Segment Start: EXERCISE MATERIAL

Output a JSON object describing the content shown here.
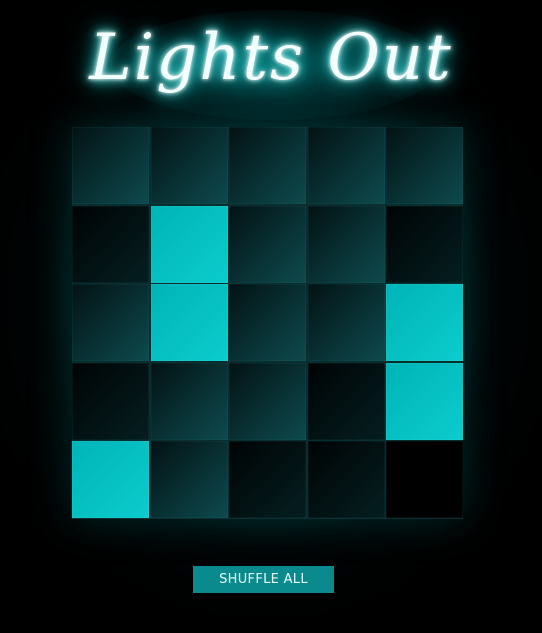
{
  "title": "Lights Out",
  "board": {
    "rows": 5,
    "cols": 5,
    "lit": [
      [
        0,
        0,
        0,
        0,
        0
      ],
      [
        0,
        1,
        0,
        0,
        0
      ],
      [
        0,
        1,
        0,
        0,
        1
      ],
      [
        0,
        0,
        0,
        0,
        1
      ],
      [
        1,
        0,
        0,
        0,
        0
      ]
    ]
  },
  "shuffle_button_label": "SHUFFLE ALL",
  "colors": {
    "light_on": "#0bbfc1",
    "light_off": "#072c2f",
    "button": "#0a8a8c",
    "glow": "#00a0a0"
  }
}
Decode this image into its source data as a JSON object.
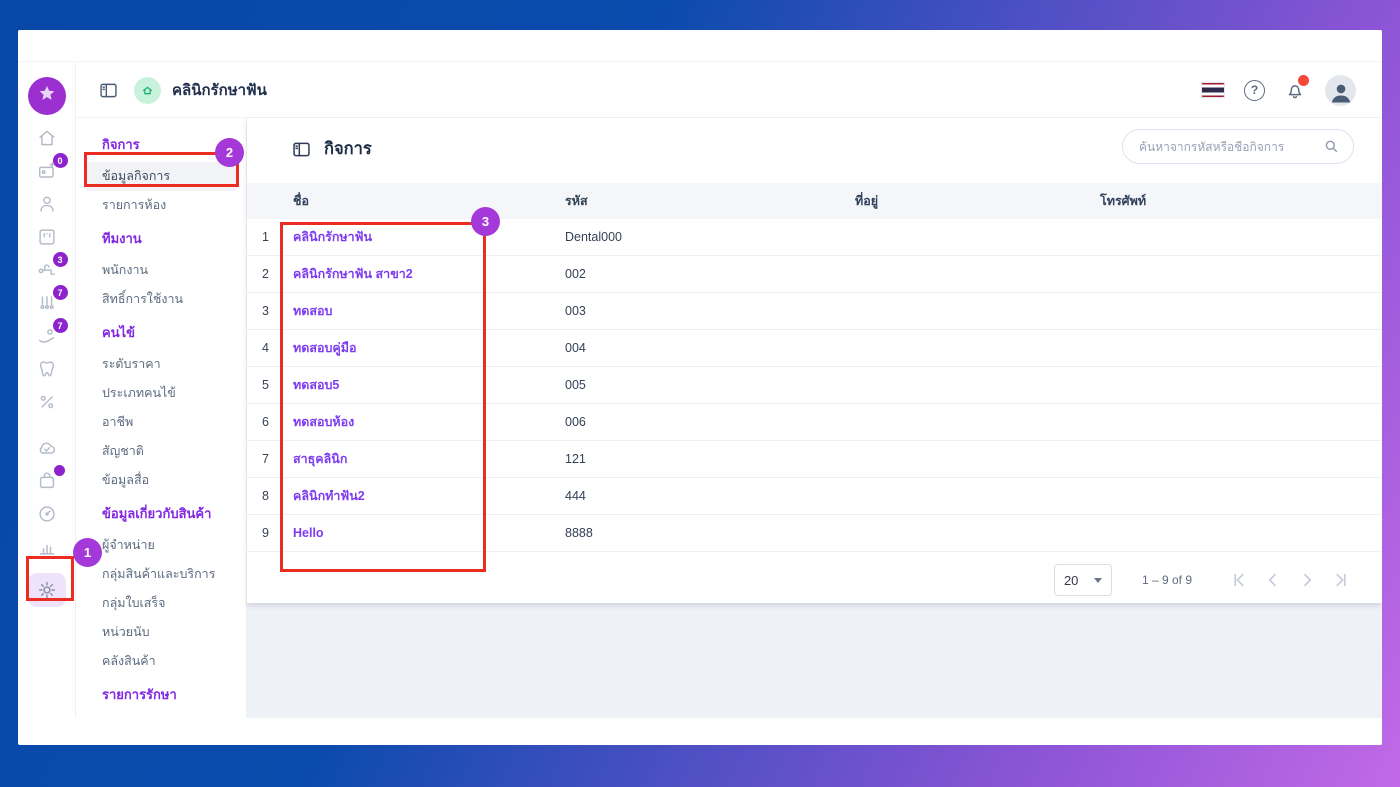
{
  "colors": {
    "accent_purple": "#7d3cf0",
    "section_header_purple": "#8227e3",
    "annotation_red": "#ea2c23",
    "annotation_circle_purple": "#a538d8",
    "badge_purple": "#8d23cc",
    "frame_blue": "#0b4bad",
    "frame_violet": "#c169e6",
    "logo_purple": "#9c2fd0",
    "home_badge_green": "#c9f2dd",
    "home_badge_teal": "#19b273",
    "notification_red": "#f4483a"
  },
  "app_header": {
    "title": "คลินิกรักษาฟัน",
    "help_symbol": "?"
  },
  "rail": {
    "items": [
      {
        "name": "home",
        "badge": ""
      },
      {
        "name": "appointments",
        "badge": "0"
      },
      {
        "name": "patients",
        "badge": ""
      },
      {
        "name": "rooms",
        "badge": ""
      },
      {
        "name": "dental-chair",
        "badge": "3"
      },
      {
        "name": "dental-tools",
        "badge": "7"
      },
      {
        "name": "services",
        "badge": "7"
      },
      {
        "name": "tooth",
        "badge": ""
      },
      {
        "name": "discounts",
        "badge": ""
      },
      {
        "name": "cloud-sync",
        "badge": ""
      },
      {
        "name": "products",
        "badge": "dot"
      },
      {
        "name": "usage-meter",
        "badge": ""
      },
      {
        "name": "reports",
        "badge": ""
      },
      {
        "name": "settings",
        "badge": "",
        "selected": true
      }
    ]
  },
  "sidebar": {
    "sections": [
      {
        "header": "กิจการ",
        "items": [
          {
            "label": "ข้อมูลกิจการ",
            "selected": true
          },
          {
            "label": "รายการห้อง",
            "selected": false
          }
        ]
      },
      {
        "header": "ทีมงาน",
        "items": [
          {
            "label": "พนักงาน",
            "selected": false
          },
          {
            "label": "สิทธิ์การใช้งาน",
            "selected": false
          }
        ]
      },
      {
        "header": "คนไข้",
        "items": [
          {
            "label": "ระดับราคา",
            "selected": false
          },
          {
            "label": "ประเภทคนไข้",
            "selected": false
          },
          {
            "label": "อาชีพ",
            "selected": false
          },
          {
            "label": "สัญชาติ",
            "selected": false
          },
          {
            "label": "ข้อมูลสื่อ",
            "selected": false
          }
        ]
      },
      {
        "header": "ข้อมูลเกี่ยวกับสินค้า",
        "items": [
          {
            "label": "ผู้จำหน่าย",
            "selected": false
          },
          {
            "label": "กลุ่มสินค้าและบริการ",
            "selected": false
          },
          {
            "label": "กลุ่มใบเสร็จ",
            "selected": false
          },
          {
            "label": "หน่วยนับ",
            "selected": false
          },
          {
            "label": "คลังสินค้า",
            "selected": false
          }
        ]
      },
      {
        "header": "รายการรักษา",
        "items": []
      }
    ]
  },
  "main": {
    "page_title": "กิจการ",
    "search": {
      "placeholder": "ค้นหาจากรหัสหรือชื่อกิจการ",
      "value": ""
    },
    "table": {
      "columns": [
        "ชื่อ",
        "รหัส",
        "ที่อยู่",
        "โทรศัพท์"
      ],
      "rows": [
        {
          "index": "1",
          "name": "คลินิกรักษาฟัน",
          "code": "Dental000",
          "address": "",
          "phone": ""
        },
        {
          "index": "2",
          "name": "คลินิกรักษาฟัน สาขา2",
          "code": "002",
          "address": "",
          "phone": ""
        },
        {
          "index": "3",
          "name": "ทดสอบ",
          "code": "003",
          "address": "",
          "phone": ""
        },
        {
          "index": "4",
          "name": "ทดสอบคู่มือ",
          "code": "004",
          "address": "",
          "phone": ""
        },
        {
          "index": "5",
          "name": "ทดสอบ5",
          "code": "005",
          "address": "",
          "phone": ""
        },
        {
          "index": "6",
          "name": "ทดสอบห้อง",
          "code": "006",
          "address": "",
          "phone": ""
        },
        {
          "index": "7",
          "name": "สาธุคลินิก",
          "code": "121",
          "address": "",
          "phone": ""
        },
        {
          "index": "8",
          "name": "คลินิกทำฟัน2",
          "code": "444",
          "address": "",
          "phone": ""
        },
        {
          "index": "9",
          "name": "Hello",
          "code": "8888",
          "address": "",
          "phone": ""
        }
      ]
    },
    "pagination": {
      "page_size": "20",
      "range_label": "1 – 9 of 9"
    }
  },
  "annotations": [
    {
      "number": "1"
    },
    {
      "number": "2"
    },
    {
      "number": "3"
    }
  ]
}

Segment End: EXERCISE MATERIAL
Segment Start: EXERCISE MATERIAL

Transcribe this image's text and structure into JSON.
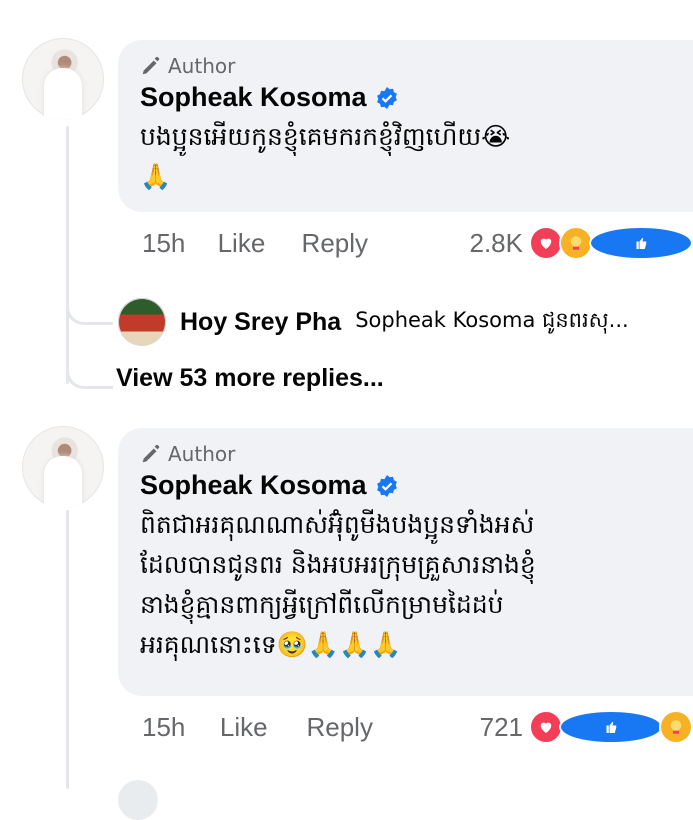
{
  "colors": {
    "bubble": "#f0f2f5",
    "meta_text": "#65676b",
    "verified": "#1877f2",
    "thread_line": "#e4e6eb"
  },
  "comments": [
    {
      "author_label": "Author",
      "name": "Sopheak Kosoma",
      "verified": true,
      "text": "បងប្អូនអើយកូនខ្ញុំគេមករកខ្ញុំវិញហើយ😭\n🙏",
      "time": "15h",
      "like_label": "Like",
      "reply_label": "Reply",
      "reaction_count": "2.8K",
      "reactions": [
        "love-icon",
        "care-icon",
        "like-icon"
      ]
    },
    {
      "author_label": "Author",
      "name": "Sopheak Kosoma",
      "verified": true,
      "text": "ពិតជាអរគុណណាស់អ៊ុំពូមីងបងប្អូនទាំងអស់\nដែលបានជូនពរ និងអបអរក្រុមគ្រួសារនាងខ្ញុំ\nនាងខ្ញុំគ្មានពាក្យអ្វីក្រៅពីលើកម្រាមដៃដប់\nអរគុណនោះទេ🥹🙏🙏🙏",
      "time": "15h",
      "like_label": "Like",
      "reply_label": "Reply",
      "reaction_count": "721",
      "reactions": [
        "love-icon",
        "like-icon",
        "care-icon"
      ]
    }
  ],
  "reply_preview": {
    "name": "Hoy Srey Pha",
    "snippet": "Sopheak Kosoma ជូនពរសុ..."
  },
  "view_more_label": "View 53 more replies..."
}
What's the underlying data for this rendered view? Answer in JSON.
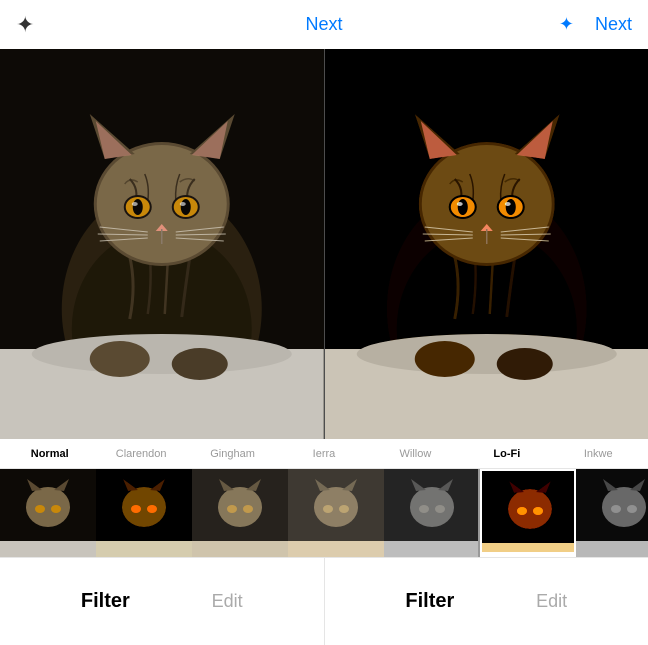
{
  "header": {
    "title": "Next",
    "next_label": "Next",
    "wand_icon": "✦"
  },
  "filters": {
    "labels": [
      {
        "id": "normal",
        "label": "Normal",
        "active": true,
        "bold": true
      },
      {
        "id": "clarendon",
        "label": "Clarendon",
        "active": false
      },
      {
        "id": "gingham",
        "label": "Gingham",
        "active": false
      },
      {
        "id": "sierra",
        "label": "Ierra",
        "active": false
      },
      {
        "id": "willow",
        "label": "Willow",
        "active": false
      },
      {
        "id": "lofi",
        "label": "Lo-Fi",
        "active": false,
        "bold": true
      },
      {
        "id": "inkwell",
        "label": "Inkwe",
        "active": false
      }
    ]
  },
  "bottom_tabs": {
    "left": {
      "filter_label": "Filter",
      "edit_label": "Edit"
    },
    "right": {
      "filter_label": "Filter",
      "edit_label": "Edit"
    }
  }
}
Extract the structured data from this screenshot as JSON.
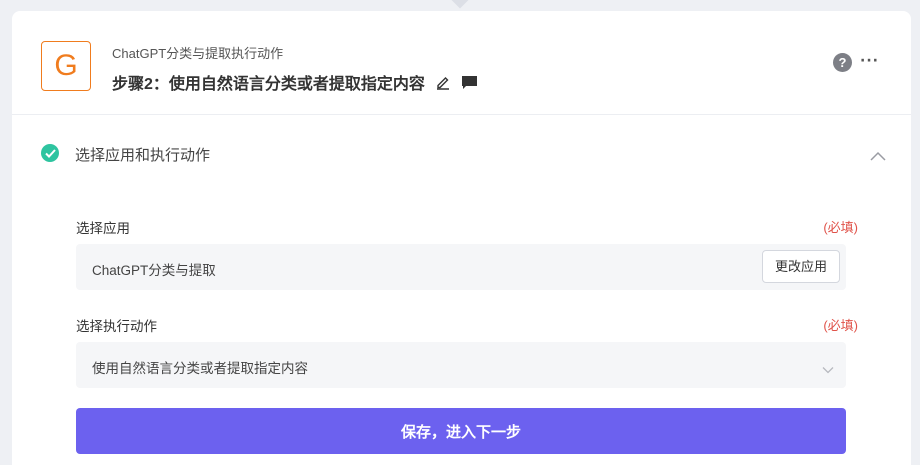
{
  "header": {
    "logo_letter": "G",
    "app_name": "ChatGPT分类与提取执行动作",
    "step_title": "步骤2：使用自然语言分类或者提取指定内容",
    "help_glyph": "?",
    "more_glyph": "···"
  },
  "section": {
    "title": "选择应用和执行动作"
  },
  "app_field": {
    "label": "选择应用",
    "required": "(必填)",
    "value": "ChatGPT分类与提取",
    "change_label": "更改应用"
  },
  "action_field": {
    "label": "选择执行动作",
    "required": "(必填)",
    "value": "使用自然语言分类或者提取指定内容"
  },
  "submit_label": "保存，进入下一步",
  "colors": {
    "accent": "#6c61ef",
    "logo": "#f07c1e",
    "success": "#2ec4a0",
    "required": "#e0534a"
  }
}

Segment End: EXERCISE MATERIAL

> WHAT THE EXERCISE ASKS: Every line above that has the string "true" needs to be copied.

> RESPONSE TO THE TASK:
        "selected": true
            "selected": true
      "verified": true,
      "verified": true,
        "active": true,
        "bold": true
        "bold": true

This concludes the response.